Welcome to Day 3 of my #WkofBooks, part of the Your Turn Challenge. Today I’m sharing the insights I gleaned from a wonderful (and fairly short) book Don’t Call it That: A Naming Workbook.

dontcallitthatThe Book in a Nutshell: Choosing a name for your startup or product is a crucial task because it defines the initial expectations and preconceived notions people will have about your thing. It’s easy to pick a bland name, but really try hard to think up a lot of name options and pick something weird, differentiated, and memorable.

About the Author: Eli Altman is the Creative Director of a naming company called A Hundred Monkeys (good name right?) which has worked with startups and Fortune 50 companies to name products. For example, they helped a wearable tech company called Pulsetracker rebrand to Basis. Continue reading

These are my reading notes on How to Make Sense of Any Mess, and the second installment of #WkofBks as part of the #YourTurnChallenge!

how-to-make-sense

The Book in a Nutshell: The human race is creating more information than ever before, in the form of signs, articles, websites, apps, and much more — and the world would be a better place if we could all learn a little bit more about how to structure, present, and discuss that information. Also one of the inspirations for How to Get What You Want.

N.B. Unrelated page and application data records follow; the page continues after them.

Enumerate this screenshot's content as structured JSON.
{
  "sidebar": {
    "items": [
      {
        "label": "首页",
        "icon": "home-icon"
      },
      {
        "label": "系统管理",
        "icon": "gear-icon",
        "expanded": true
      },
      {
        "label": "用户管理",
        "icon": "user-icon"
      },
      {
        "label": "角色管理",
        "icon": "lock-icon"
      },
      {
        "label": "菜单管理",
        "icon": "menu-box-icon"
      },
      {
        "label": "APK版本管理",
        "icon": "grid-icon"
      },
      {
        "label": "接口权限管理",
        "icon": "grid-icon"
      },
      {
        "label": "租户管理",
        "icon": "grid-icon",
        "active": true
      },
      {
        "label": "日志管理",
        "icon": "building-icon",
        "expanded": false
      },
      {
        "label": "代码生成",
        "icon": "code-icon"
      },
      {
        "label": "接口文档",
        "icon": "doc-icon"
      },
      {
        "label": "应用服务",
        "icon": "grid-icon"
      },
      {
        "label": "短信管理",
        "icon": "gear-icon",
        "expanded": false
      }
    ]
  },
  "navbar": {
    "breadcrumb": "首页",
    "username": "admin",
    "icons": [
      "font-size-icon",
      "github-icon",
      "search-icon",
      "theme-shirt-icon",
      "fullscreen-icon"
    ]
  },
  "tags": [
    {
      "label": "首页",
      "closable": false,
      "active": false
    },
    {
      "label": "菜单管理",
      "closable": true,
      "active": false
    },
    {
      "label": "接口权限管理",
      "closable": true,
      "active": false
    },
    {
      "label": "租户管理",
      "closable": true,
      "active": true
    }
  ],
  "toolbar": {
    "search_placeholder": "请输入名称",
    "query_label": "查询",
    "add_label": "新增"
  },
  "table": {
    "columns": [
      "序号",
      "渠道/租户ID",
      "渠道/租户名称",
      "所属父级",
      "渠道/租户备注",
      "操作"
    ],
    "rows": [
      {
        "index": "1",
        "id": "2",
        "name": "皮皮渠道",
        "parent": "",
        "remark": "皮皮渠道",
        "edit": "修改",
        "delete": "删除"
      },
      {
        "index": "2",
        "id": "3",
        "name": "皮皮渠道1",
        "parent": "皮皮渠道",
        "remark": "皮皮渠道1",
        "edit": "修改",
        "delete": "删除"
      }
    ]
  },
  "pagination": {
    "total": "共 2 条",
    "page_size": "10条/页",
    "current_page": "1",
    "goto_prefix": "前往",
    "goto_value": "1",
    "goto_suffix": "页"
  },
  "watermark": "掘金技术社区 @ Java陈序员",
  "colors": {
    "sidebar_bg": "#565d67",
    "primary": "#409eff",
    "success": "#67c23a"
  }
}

About the Author: I first encountered Abby Covert via a presentation she did with the same name as part of the Blend 2014 conference. She’s the President of the Information Architecture Institute and teaches IA at the Parsons New School of Design. I loved her story-driven, no-nonsense approach to writing about this field. Continue reading